A Centerpiece Of Turkish Policy
“It’s been going well all these years — until this year,” says Mustapha Mutafugulu, who runs a textile factory in the Turkish town. “This year, we’ve got some economical problems.”
During a tour of his textile factory, Mutafugulu said he opened the first and largest textile plant in Aleppo in 2001. Now, he says, many businesses in Aleppo have shut down, salaries are unpaid, hotels empty — all because of the protests and violence in other parts of the country.
“There is no business in the local market because it affected the economy too much,” he says. “They hide away the money — and the people [are] afraid.”
Just a few months ago, the Syrian-Turkish business and political alliance was hailed as a way to modernize Syria to lure the country from Iran’s orbit. The relationship brought rewards for Turkish business, and a political model for Syrians says Turkish analyst Soli Ozul.
“Those tens of thousands of Syrians who have been able to come to Turkey because there is no longer a visa requirement and have seen the way we live — that must have had some effect on how they perceive their own life conditions,” he said.
Turkey lifted visa requirements for Syrians two years ago.
Asked how important was to Turkish policy, Ozul said: “It’s the centerpiece of the government’s Middle East policy, the north part of Syria is becoming an extension of the Turkish economy.”
This is why, Ozul says, Turkey urged Syrian President Bashar Assad to reform before it’s too late.
A Shift In Policy
But Turkey has had little influence, says Gokhan Bacik, who runs a Middle East study center in Gaziantep. He predicts Turkish policy will get tougher soon because the government has concluded the Syrian regime can not survive without meeting at least some of the protesters’ demands.
“Turkey is changing her mind about what’s happening in Syria because in the beginning, Turkey had expected that the regime in Syria wouldn’t use violence against its own people, but it’s a fact, the regime in Syria is using violence,” Bacik said.
Over the past week, Turkey has hosted a meeting of Syrian opposition members, and stationed ambulances on the border to rescue the wounded, even sending officials to process refugees crossing on mountain paths.
These are unmistakable signs, Ozul says, of a shift for Turkey.
“It is kind of investing, perhaps informally, in the future as well, which I think what infuriates the regime right now,” he says. “I doubt the regime feels as warm towards Turkey as it did four months ago.”

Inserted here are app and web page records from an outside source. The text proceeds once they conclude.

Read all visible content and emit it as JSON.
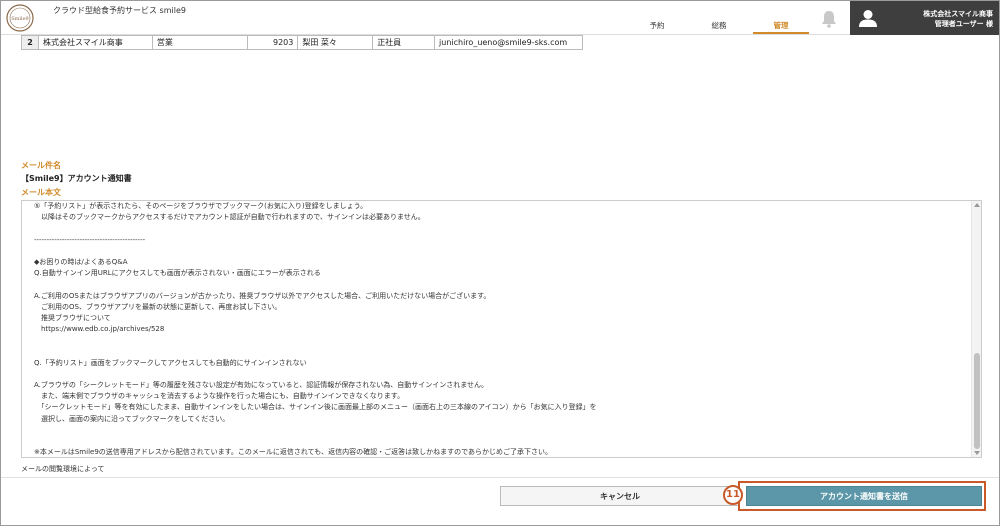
{
  "header": {
    "logo_text": "Smile9",
    "app_title": "クラウド型給食予約サービス smile9",
    "tabs": [
      {
        "label": "予約"
      },
      {
        "label": "総務"
      },
      {
        "label": "管理"
      }
    ],
    "active_tab": "管理",
    "company": "株式会社スマイル商事",
    "user": "管理者ユーザー 様"
  },
  "table_row": {
    "no": "2",
    "company": "株式会社スマイル商事",
    "dept": "営業",
    "code": "9203",
    "name": "梨田 菜々",
    "type": "正社員",
    "email": "junichiro_ueno@smile9-sks.com"
  },
  "mail": {
    "subject_label": "メール件名",
    "subject_value": "【Smile9】アカウント通知書",
    "body_label": "メール本文",
    "body_lines": [
      "⑤「予約リスト」が表示されたら、そのページをブラウザでブックマーク(お気に入り)登録をしましょう。",
      "　以降はそのブックマークからアクセスするだけでアカウント認証が自動で行われますので、サインインは必要ありません。",
      "",
      "--------------------------------------------",
      "",
      "◆お困りの時は/よくあるQ&A",
      "Q.自動サインイン用URLにアクセスしても画面が表示されない・画面にエラーが表示される",
      "",
      "A.ご利用のOSまたはブラウザアプリのバージョンが古かったり、推奨ブラウザ以外でアクセスした場合、ご利用いただけない場合がございます。",
      "　ご利用のOS、ブラウザアプリを最新の状態に更新して、再度お試し下さい。",
      "　推奨ブラウザについて",
      "　https://www.edb.co.jp/archives/528",
      "",
      "",
      "Q.「予約リスト」画面をブックマークしてアクセスしても自動的にサインインされない",
      "",
      "A.ブラウザの「シークレットモード」等の履歴を残さない設定が有効になっていると、認証情報が保存されない為、自動サインインされません。",
      "　また、端末側でブラウザのキャッシュを消去するような操作を行った場合にも、自動サインインできなくなります。",
      "　「シークレットモード」等を有効にしたまま、自動サインインをしたい場合は、サインイン後に画面最上部のメニュー（画面右上の三本線のアイコン）から「お気に入り登録」を",
      "　選択し、画面の案内に沿ってブックマークをしてください。",
      "",
      "",
      "※本メールはSmile9の送信専用アドレスから配信されています。このメールに返信されても、返信内容の確認・ご返答は致しかねますのであらかじめご了承下さい。"
    ],
    "footnote": "メールの閲覧環境によって"
  },
  "buttons": {
    "cancel": "キャンセル",
    "send": "アカウント通知書を送信",
    "step_number": "11"
  },
  "colors": {
    "accent": "#d08a2a",
    "send_button": "#5b97a8",
    "highlight": "#c85a2a",
    "user_panel": "#3e3e3e"
  }
}
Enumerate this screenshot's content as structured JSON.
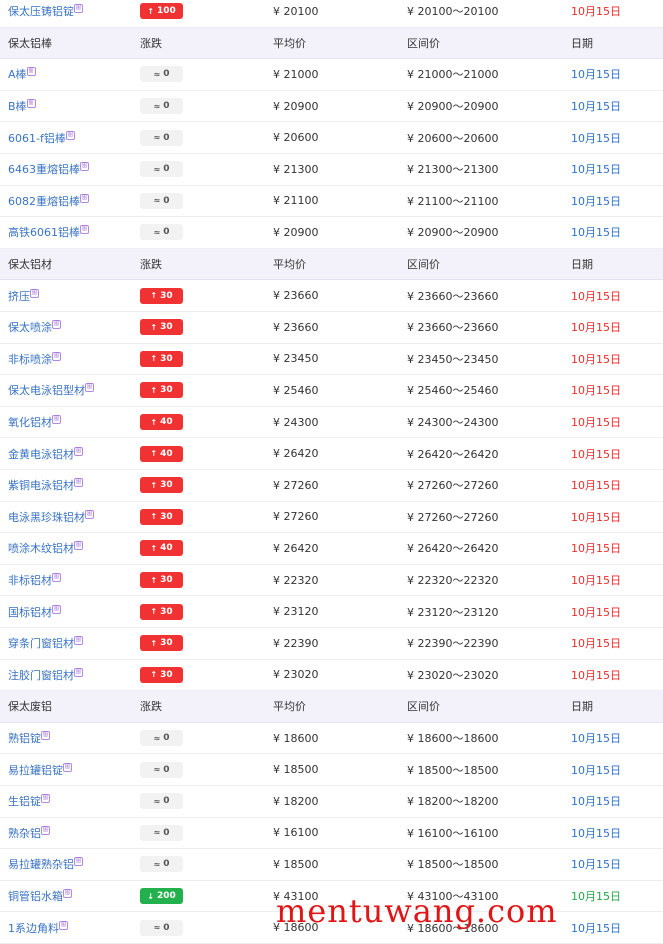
{
  "top_row": {
    "name": "保太压铸铝锭",
    "change": "100",
    "dir": "up",
    "avg": "¥  20100",
    "range": "¥  20100～20100",
    "date": "10月15日",
    "date_color": "red"
  },
  "sections": [
    {
      "header": {
        "name": "保太铝棒",
        "change": "涨跌",
        "avg": "平均价",
        "range": "区间价",
        "date": "日期"
      },
      "rows": [
        {
          "name": "A棒",
          "change": "0",
          "dir": "flat",
          "avg": "¥  21000",
          "range": "¥  21000～21000",
          "date": "10月15日",
          "date_color": "blue"
        },
        {
          "name": "B棒",
          "change": "0",
          "dir": "flat",
          "avg": "¥  20900",
          "range": "¥  20900～20900",
          "date": "10月15日",
          "date_color": "blue"
        },
        {
          "name": "6061-f铝棒",
          "change": "0",
          "dir": "flat",
          "avg": "¥  20600",
          "range": "¥  20600～20600",
          "date": "10月15日",
          "date_color": "blue"
        },
        {
          "name": "6463重熔铝棒",
          "change": "0",
          "dir": "flat",
          "avg": "¥  21300",
          "range": "¥  21300～21300",
          "date": "10月15日",
          "date_color": "blue"
        },
        {
          "name": "6082重熔铝棒",
          "change": "0",
          "dir": "flat",
          "avg": "¥  21100",
          "range": "¥  21100～21100",
          "date": "10月15日",
          "date_color": "blue"
        },
        {
          "name": "高铁6061铝棒",
          "change": "0",
          "dir": "flat",
          "avg": "¥  20900",
          "range": "¥  20900～20900",
          "date": "10月15日",
          "date_color": "blue"
        }
      ]
    },
    {
      "header": {
        "name": "保太铝材",
        "change": "涨跌",
        "avg": "平均价",
        "range": "区间价",
        "date": "日期"
      },
      "rows": [
        {
          "name": "挤压",
          "change": "30",
          "dir": "up",
          "avg": "¥  23660",
          "range": "¥  23660～23660",
          "date": "10月15日",
          "date_color": "red"
        },
        {
          "name": "保太喷涂",
          "change": "30",
          "dir": "up",
          "avg": "¥  23660",
          "range": "¥  23660～23660",
          "date": "10月15日",
          "date_color": "red"
        },
        {
          "name": "非标喷涂",
          "change": "30",
          "dir": "up",
          "avg": "¥  23450",
          "range": "¥  23450～23450",
          "date": "10月15日",
          "date_color": "red"
        },
        {
          "name": "保太电泳铝型材",
          "change": "30",
          "dir": "up",
          "avg": "¥  25460",
          "range": "¥  25460～25460",
          "date": "10月15日",
          "date_color": "red"
        },
        {
          "name": "氧化铝材",
          "change": "40",
          "dir": "up",
          "avg": "¥  24300",
          "range": "¥  24300～24300",
          "date": "10月15日",
          "date_color": "red"
        },
        {
          "name": "金黄电泳铝材",
          "change": "40",
          "dir": "up",
          "avg": "¥  26420",
          "range": "¥  26420～26420",
          "date": "10月15日",
          "date_color": "red"
        },
        {
          "name": "紫铜电泳铝材",
          "change": "30",
          "dir": "up",
          "avg": "¥  27260",
          "range": "¥  27260～27260",
          "date": "10月15日",
          "date_color": "red"
        },
        {
          "name": "电泳黑珍珠铝材",
          "change": "30",
          "dir": "up",
          "avg": "¥  27260",
          "range": "¥  27260～27260",
          "date": "10月15日",
          "date_color": "red"
        },
        {
          "name": "喷涂木纹铝材",
          "change": "40",
          "dir": "up",
          "avg": "¥  26420",
          "range": "¥  26420～26420",
          "date": "10月15日",
          "date_color": "red"
        },
        {
          "name": "非标铝材",
          "change": "30",
          "dir": "up",
          "avg": "¥  22320",
          "range": "¥  22320～22320",
          "date": "10月15日",
          "date_color": "red"
        },
        {
          "name": "国标铝材",
          "change": "30",
          "dir": "up",
          "avg": "¥  23120",
          "range": "¥  23120～23120",
          "date": "10月15日",
          "date_color": "red"
        },
        {
          "name": "穿条门窗铝材",
          "change": "30",
          "dir": "up",
          "avg": "¥  22390",
          "range": "¥  22390～22390",
          "date": "10月15日",
          "date_color": "red"
        },
        {
          "name": "注胶门窗铝材",
          "change": "30",
          "dir": "up",
          "avg": "¥  23020",
          "range": "¥  23020～23020",
          "date": "10月15日",
          "date_color": "red"
        }
      ]
    },
    {
      "header": {
        "name": "保太废铝",
        "change": "涨跌",
        "avg": "平均价",
        "range": "区间价",
        "date": "日期"
      },
      "rows": [
        {
          "name": "熟铝锭",
          "change": "0",
          "dir": "flat",
          "avg": "¥  18600",
          "range": "¥  18600～18600",
          "date": "10月15日",
          "date_color": "blue"
        },
        {
          "name": "易拉罐铝锭",
          "change": "0",
          "dir": "flat",
          "avg": "¥  18500",
          "range": "¥  18500～18500",
          "date": "10月15日",
          "date_color": "blue"
        },
        {
          "name": "生铝锭",
          "change": "0",
          "dir": "flat",
          "avg": "¥  18200",
          "range": "¥  18200～18200",
          "date": "10月15日",
          "date_color": "blue"
        },
        {
          "name": "熟杂铝",
          "change": "0",
          "dir": "flat",
          "avg": "¥  16100",
          "range": "¥  16100～16100",
          "date": "10月15日",
          "date_color": "blue"
        },
        {
          "name": "易拉罐熟杂铝",
          "change": "0",
          "dir": "flat",
          "avg": "¥  18500",
          "range": "¥  18500～18500",
          "date": "10月15日",
          "date_color": "blue"
        },
        {
          "name": "铜管铝水箱",
          "change": "200",
          "dir": "down",
          "avg": "¥  43100",
          "range": "¥  43100～43100",
          "date": "10月15日",
          "date_color": "green"
        },
        {
          "name": "1系边角料",
          "change": "0",
          "dir": "flat",
          "avg": "¥  18600",
          "range": "¥  18600～18600",
          "date": "10月15日",
          "date_color": "blue"
        }
      ]
    }
  ],
  "tag_glyph": "图",
  "arrows": {
    "up": "↑",
    "down": "↓",
    "flat": "≈"
  },
  "colors": {
    "up": "#f03232",
    "down": "#22b14c",
    "flat": "#f2f2f2",
    "header_bg": "#f3f2fb",
    "name_link": "#3a73c4"
  },
  "watermark": "mentuwang.com"
}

Syrian shoppers still come to Gaziantep’s largest mall. In private conversations, they say they do not believe Assad can find a way out of the crisis. One 25-year-old, who was willing to speak, responded quickly and sharply when asked if Assad can bring reforms. She said Assad wasn’t a dictator like his father, the late Hafez Assad, but he can’t challenge his inner circle, which is determined to crush the protest movement at any cost.
“I don’t think it will go on the way it is — something will happen, at some point, because everyone’s eyes have been opened,” she said.
In northern Syria, those eyes have turned toward Turkey. It was the place they hoped would lead to a better life. Now, many see Turkey as a place to escape violence in their own country. [Copyright 2011 National Public Radio]